[Data under study Boundary: Start]

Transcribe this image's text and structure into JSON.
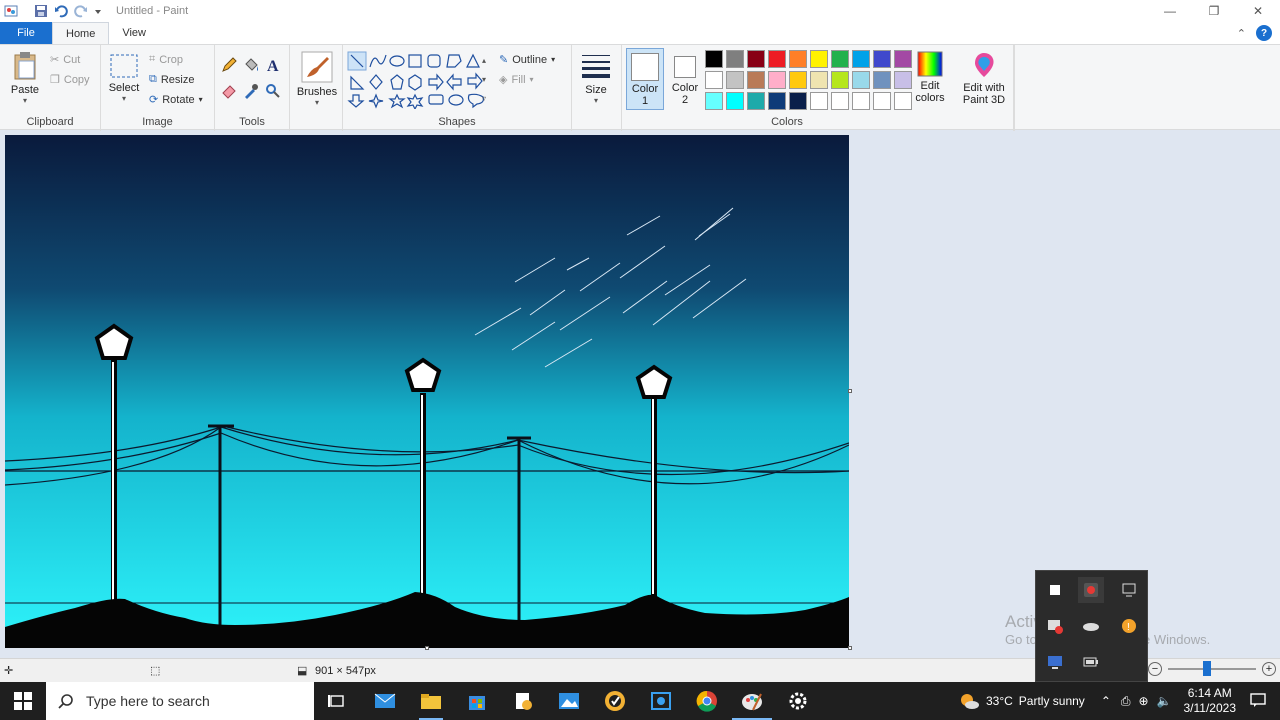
{
  "window": {
    "title": "Untitled - Paint",
    "controls": {
      "minimize": "—",
      "restore": "❐",
      "close": "✕"
    }
  },
  "tabs": {
    "file": "File",
    "home": "Home",
    "view": "View"
  },
  "ribbon": {
    "clipboard": {
      "label": "Clipboard",
      "paste": "Paste",
      "cut": "Cut",
      "copy": "Copy"
    },
    "image": {
      "label": "Image",
      "select": "Select",
      "crop": "Crop",
      "resize": "Resize",
      "rotate": "Rotate"
    },
    "tools": {
      "label": "Tools"
    },
    "brushes": {
      "label": "Brushes"
    },
    "shapes": {
      "label": "Shapes",
      "outline": "Outline",
      "fill": "Fill"
    },
    "size": {
      "label": "Size"
    },
    "colors": {
      "label": "Colors",
      "color1": "Color\n1",
      "color1_l1": "Color",
      "color1_l2": "1",
      "color2_l1": "Color",
      "color2_l2": "2",
      "edit_l1": "Edit",
      "edit_l2": "colors",
      "paint3d_l1": "Edit with",
      "paint3d_l2": "Paint 3D",
      "palette_row1": [
        "#000000",
        "#7f7f7f",
        "#880015",
        "#ed1c24",
        "#ff7f27",
        "#fff200",
        "#22b14c",
        "#00a2e8",
        "#3f48cc",
        "#a349a4"
      ],
      "palette_row2": [
        "#ffffff",
        "#c3c3c3",
        "#b97a57",
        "#ffaec9",
        "#ffc90e",
        "#efe4b0",
        "#b5e61d",
        "#99d9ea",
        "#7092be",
        "#c8bfe7"
      ],
      "palette_row3": [
        "#66ffff",
        "#00ffff",
        "#1eaaaa",
        "#0e3b78",
        "#0a1f4a",
        "#ffffff",
        "#ffffff",
        "#ffffff",
        "#ffffff",
        "#ffffff"
      ]
    }
  },
  "status": {
    "canvas_size": "901 × 547px"
  },
  "taskbar": {
    "search_placeholder": "Type here to search",
    "weather_temp": "33°C",
    "weather_desc": "Partly sunny",
    "time": "6:14 AM",
    "date": "3/11/2023"
  },
  "watermark": {
    "line1": "Activate Windows",
    "line2": "Go to Settings to activate Windows."
  }
}
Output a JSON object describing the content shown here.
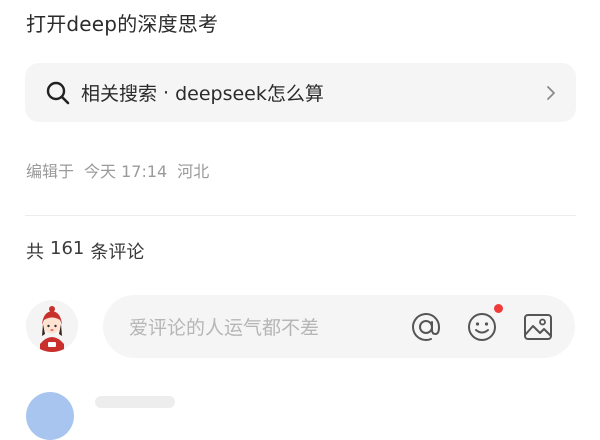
{
  "post": {
    "text": "打开deep的深度思考"
  },
  "related_search": {
    "prefix": "相关搜索",
    "separator": "·",
    "query": "deepseek怎么算",
    "icon": "search-icon",
    "chevron": "chevron-right-icon"
  },
  "meta": {
    "edited_label": "编辑于",
    "date": "今天 17:14",
    "location": "河北"
  },
  "comments": {
    "prefix": "共",
    "count": "161",
    "suffix": "条评论"
  },
  "comment_input": {
    "placeholder": "爱评论的人运气都不差",
    "icons": [
      "at-icon",
      "emoji-icon",
      "image-icon"
    ],
    "emoji_has_badge": true
  },
  "colors": {
    "badge": "#f03b3b",
    "panel": "#f5f5f5",
    "muted_text": "#9a9a9a",
    "placeholder": "#b6b6b6"
  }
}
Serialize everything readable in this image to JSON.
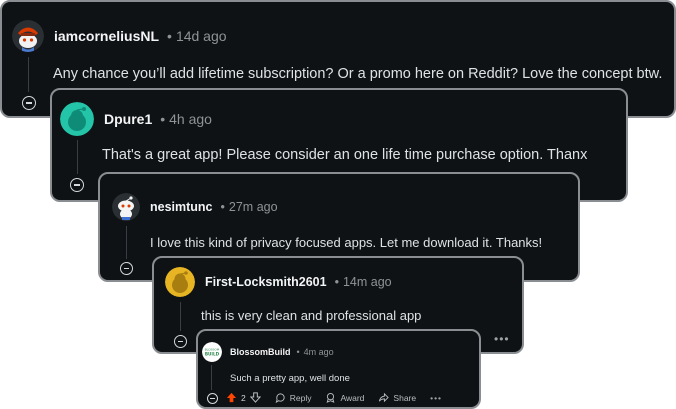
{
  "comments": [
    {
      "username": "iamcorneliusNL",
      "time": "14d ago",
      "text": "Any chance you’ll add lifetime subscription? Or a promo here on Reddit? Love the concept btw.",
      "avatar": "redditor-avatar-red-hat",
      "accent": "#d93a00"
    },
    {
      "username": "Dpure1",
      "time": "4h ago",
      "text": "That's a great app! Please consider an one life time purchase option. Thanx",
      "avatar": "default-snoo-avatar",
      "accent": "#24c4a8"
    },
    {
      "username": "nesimtunc",
      "time": "27m ago",
      "text": "I love this kind of privacy focused apps. Let me download it. Thanks!",
      "avatar": "snoo-avatar-white",
      "accent": "#ffffff"
    },
    {
      "username": "First-Locksmith2601",
      "time": "14m ago",
      "text": "this is very clean and professional app",
      "avatar": "default-snoo-avatar",
      "accent": "#d9a81b",
      "more_label": "•••"
    },
    {
      "username": "BlossomBuild",
      "time": "4m ago",
      "text": "Such a pretty app, well done",
      "avatar": "blossombuild-logo",
      "logo_text": "BLOSSOM BUILD",
      "accent": "#3aa35c",
      "actions": {
        "vote_count": "2",
        "reply_label": "Reply",
        "award_label": "Award",
        "share_label": "Share",
        "more_label": "•••"
      }
    }
  ],
  "separator": "•",
  "colors": {
    "card_bg": "#0f1215",
    "card_border": "#8a8d91",
    "upvote": "#ff4500",
    "text": "#e7e9eb",
    "muted": "#8f9396"
  }
}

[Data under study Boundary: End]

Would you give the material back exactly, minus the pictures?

Transcribe this image's text and structure into JSON.
{
  "window": {
    "title": "Untitled - Paint",
    "controls": {
      "minimize": "—",
      "restore": "❐",
      "close": "✕"
    }
  },
  "tabs": {
    "file": "File",
    "home": "Home",
    "view": "View"
  },
  "ribbon": {
    "clipboard": {
      "label": "Clipboard",
      "paste": "Paste",
      "cut": "Cut",
      "copy": "Copy"
    },
    "image": {
      "label": "Image",
      "select": "Select",
      "crop": "Crop",
      "resize": "Resize",
      "rotate": "Rotate"
    },
    "tools": {
      "label": "Tools"
    },
    "brushes": {
      "label": "Brushes"
    },
    "shapes": {
      "label": "Shapes",
      "outline": "Outline",
      "fill": "Fill"
    },
    "size": {
      "label": "Size"
    },
    "colors": {
      "label": "Colors",
      "color1": "Color\n1",
      "color1_l1": "Color",
      "color1_l2": "1",
      "color2_l1": "Color",
      "color2_l2": "2",
      "edit_l1": "Edit",
      "edit_l2": "colors",
      "paint3d_l1": "Edit with",
      "paint3d_l2": "Paint 3D",
      "palette_row1": [
        "#000000",
        "#7f7f7f",
        "#880015",
        "#ed1c24",
        "#ff7f27",
        "#fff200",
        "#22b14c",
        "#00a2e8",
        "#3f48cc",
        "#a349a4"
      ],
      "palette_row2": [
        "#ffffff",
        "#c3c3c3",
        "#b97a57",
        "#ffaec9",
        "#ffc90e",
        "#efe4b0",
        "#b5e61d",
        "#99d9ea",
        "#7092be",
        "#c8bfe7"
      ],
      "palette_row3": [
        "#66ffff",
        "#00ffff",
        "#1eaaaa",
        "#0e3b78",
        "#0a1f4a",
        "#ffffff",
        "#ffffff",
        "#ffffff",
        "#ffffff",
        "#ffffff"
      ]
    }
  },
  "status": {
    "canvas_size": "901 × 547px"
  },
  "taskbar": {
    "search_placeholder": "Type here to search",
    "weather_temp": "33°C",
    "weather_desc": "Partly sunny",
    "time": "6:14 AM",
    "date": "3/11/2023"
  },
  "watermark": {
    "line1": "Activate Windows",
    "line2": "Go to Settings to activate Windows."
  }
}
Output a JSON object describing the content shown here.
{
  "post": {
    "text": "打开deep的深度思考"
  },
  "related_search": {
    "prefix": "相关搜索",
    "separator": "·",
    "query": "deepseek怎么算",
    "icon": "search-icon",
    "chevron": "chevron-right-icon"
  },
  "meta": {
    "edited_label": "编辑于",
    "date": "今天 17:14",
    "location": "河北"
  },
  "comments": {
    "prefix": "共",
    "count": "161",
    "suffix": "条评论"
  },
  "comment_input": {
    "placeholder": "爱评论的人运气都不差",
    "icons": [
      "at-icon",
      "emoji-icon",
      "image-icon"
    ],
    "emoji_has_badge": true
  },
  "colors": {
    "badge": "#f03b3b",
    "panel": "#f5f5f5",
    "muted_text": "#9a9a9a",
    "placeholder": "#b6b6b6"
  }
}
Serialize everything readable in this image to JSON.
{
  "comments": [
    {
      "username": "iamcorneliusNL",
      "time": "14d ago",
      "text": "Any chance you’ll add lifetime subscription? Or a promo here on Reddit? Love the concept btw.",
      "avatar": "redditor-avatar-red-hat",
      "accent": "#d93a00"
    },
    {
      "username": "Dpure1",
      "time": "4h ago",
      "text": "That's a great app! Please consider an one life time purchase option. Thanx",
      "avatar": "default-snoo-avatar",
      "accent": "#24c4a8"
    },
    {
      "username": "nesimtunc",
      "time": "27m ago",
      "text": "I love this kind of privacy focused apps. Let me download it. Thanks!",
      "avatar": "snoo-avatar-white",
      "accent": "#ffffff"
    },
    {
      "username": "First-Locksmith2601",
      "time": "14m ago",
      "text": "this is very clean and professional app",
      "avatar": "default-snoo-avatar",
      "accent": "#d9a81b",
      "more_label": "•••"
    },
    {
      "username": "BlossomBuild",
      "time": "4m ago",
      "text": "Such a pretty app, well done",
      "avatar": "blossombuild-logo",
      "logo_text": "BLOSSOM BUILD",
      "accent": "#3aa35c",
      "actions": {
        "vote_count": "2",
        "reply_label": "Reply",
        "award_label": "Award",
        "share_label": "Share",
        "more_label": "•••"
      }
    }
  ],
  "separator": "•",
  "colors": {
    "card_bg": "#0f1215",
    "card_border": "#8a8d91",
    "upvote": "#ff4500",
    "text": "#e7e9eb",
    "muted": "#8f9396"
  }
}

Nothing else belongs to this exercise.